SS Torrey Canyon was an LR2 Suezmax Class oil tanker with a cargo capacity for 120,000 tons of crude oil. She was shipwrecked off the western coast of Cornwall, England in March 1967, causing an environmental disaster. At that time she was the largest vessel ever to be wrecked.

Design and history[edit]

When laid down by the Newport News Shipbuilding and Drydock Company in the USA in 1959, she had a capacity of 60,000 tons. However, the ship was later enlarged in Japan to 120,000 tons capacity. At the time of the shipwreck she was owned by Barracuda Tanker Corporation, a subsidiary of the Union Oil Company of California, and registered in Liberia[1] but chartered to British Petroleum. She was 974.4 feet (297.0 m) long, 125.4 feet (38.2 m) beam and 68.7 feet (20.9 m) draught.

Accident and oil spill[edit]

The ship left the Kuwait National Petroleum Company refinery at Mina al-Ahmadi on her final voyage on 19 February 1967 with full cargo of crude oil, reaching the Canary Islands by 14 March. From there the planned route was to Milford Haven in Wales.

On 18 March 1967, Torrey Canyon struck Pollard's Rock on Seven Stones reef between the Cornish mainland and the Isles of Scilly. An inquiry in Liberia, where the ship was registered, found Shipmaster Pastrengo Rugiati was to blame, because he took a shortcut to save time to get to Milford Haven. Additionally a design fault meant that the helmsman was unaware that the steering selector switch had been accidentally left on autopilot and hence was unable to carry out a timely turn to go through the shipping channel.[2]

On 28 March 1967 the Fleet Air Arm sent Blackburn Buccaneer strike aircraft from RNAS Lossiemouth to drop forty-two 1,000 lb bombs on the ship.

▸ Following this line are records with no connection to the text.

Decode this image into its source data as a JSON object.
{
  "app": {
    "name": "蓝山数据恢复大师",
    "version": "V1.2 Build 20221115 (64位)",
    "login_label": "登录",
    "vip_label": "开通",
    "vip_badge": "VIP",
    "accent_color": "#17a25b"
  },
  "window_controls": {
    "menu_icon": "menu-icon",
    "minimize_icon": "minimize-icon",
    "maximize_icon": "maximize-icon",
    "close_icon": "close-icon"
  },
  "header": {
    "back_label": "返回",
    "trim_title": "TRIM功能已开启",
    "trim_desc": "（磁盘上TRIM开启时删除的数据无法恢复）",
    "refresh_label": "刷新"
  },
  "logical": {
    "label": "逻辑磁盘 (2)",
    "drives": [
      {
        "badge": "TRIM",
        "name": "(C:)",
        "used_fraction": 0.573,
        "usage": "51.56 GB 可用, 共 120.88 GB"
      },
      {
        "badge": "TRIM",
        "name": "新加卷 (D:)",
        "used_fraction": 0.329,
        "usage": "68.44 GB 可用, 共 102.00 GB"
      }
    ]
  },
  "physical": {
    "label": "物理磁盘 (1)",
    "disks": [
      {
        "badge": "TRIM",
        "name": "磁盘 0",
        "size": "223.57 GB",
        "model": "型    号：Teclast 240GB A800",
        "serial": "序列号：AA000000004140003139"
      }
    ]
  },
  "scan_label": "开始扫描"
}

Then, the Royal Air Force sent Hawker Hunter jets from RAF Chivenor to drop cans of aviation fuel to make the oil blaze.[3] However, exceptionally high tides put the fire out[clarification needed] and it took further effort by Fleet Air Arm de Havilland Sea Vixens from RNAS Yeovilton and Buccaneers from the Naval Air Station at Brawdy, as well as more RAF Hunters with liquified petroleum jelly (not napalm, as HMG denied that the UK forces had stocks of napalm)[citation needed], to ignite the oil. Attempts to use foam booms to contain the oil were of limited success due to their fragility in high seas. Bombing continued into the next day before Torrey Canyon finally sank.[4]

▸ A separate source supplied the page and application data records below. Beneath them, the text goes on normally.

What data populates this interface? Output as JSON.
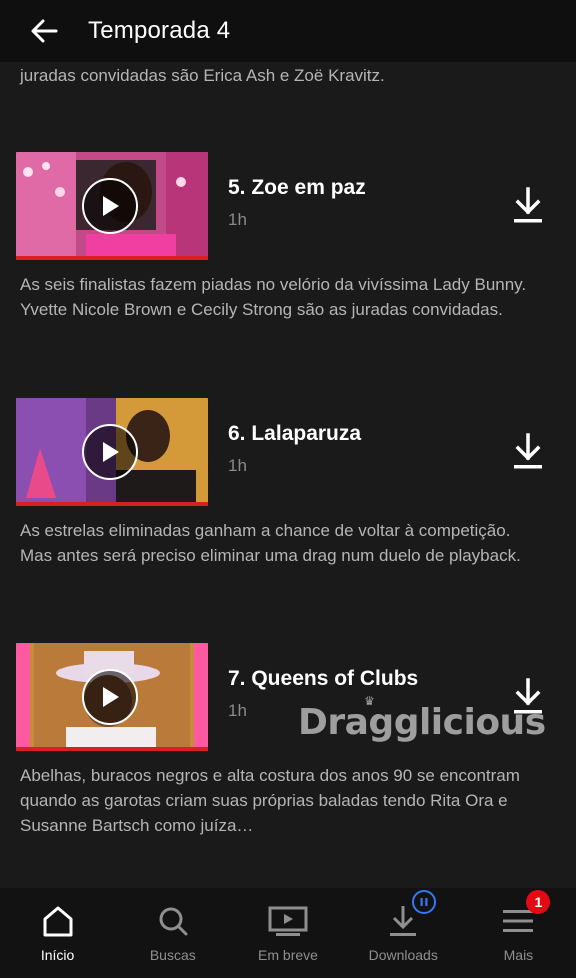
{
  "header": {
    "title": "Temporada 4"
  },
  "previous_episode": {
    "description_tail": "juradas convidadas são Erica Ash e Zoë Kravitz."
  },
  "episodes": [
    {
      "title": "5. Zoe em paz",
      "duration": "1h",
      "description": "As seis finalistas fazem piadas no velório da vivíssima Lady Bunny. Yvette Nicole Brown e Cecily Strong são as juradas convidadas."
    },
    {
      "title": "6. Lalaparuza",
      "duration": "1h",
      "description": "As estrelas eliminadas ganham a chance de voltar à competição. Mas antes será preciso eliminar uma drag num duelo de playback."
    },
    {
      "title": "7. Queens of Clubs",
      "duration": "1h",
      "description": "Abelhas, buracos negros e alta costura dos anos 90 se encontram quando as garotas criam suas próprias baladas tendo Rita Ora e Susanne Bartsch como juíza…"
    }
  ],
  "watermark": "Dragglicious",
  "tabs": [
    {
      "label": "Início",
      "icon": "home-icon",
      "active": true
    },
    {
      "label": "Buscas",
      "icon": "search-icon",
      "active": false
    },
    {
      "label": "Em breve",
      "icon": "coming-soon-icon",
      "active": false
    },
    {
      "label": "Downloads",
      "icon": "downloads-icon",
      "active": false
    },
    {
      "label": "Mais",
      "icon": "menu-icon",
      "active": false,
      "badge": "1"
    }
  ],
  "colors": {
    "accent": "#e50914",
    "progress": "#d81f26",
    "download_badge": "#3478f6"
  }
}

The wreck now lies at a depth of 30 metres (98 ft).

References in popular culture[edit]

  • Serge Gainsbourg composed and recorded the song Torrey Canyon about the incident.[5]
  • In a 2005 episode of Top Gear, Jeremy Clarkson called James May's Jaguar XJS "The Torrey Canyon" in reference to a catastrophic oil leak. He continued the joke by referring to it later as "The Exxon Valdez".[citation needed]
  • In episode 6 of series 13 of Heartbeat, "The Holiday's Over", Vernon Scripps lost all his money after joining a syndicate to insure the ship for its journey to the UK.[citation needed]

References[edit]

  1. ^ "The Torry Canyon's last voyage". Loughborough University. Archived from the original on 5 July 2009. Retrieved 13 November 2013. 
  2. ^ Rothbloom, A. Human Error and Marine Safety (pdf). 
  3. ^ Mounter, Julian (29 March 1967). "Night Strafe On Blazing Tanker Tide puts out fire". The Times (56901). p. 1. 
  4. ^ "ON THIS DAY 29 March 1967: Bombs rain down on Torrey Canyon". BBC News. 2008. Retrieved 13 November 2013. 
  5. ^ Simmons, Sylvie (2 February 2001). "The eyes have it". The Guardian (London). Retrieved 13 November 2013. 

Coordinates: 50°02′30″N 6°07′44″W / 50.0417°N 6.1288°W / 50.0417; -6.1288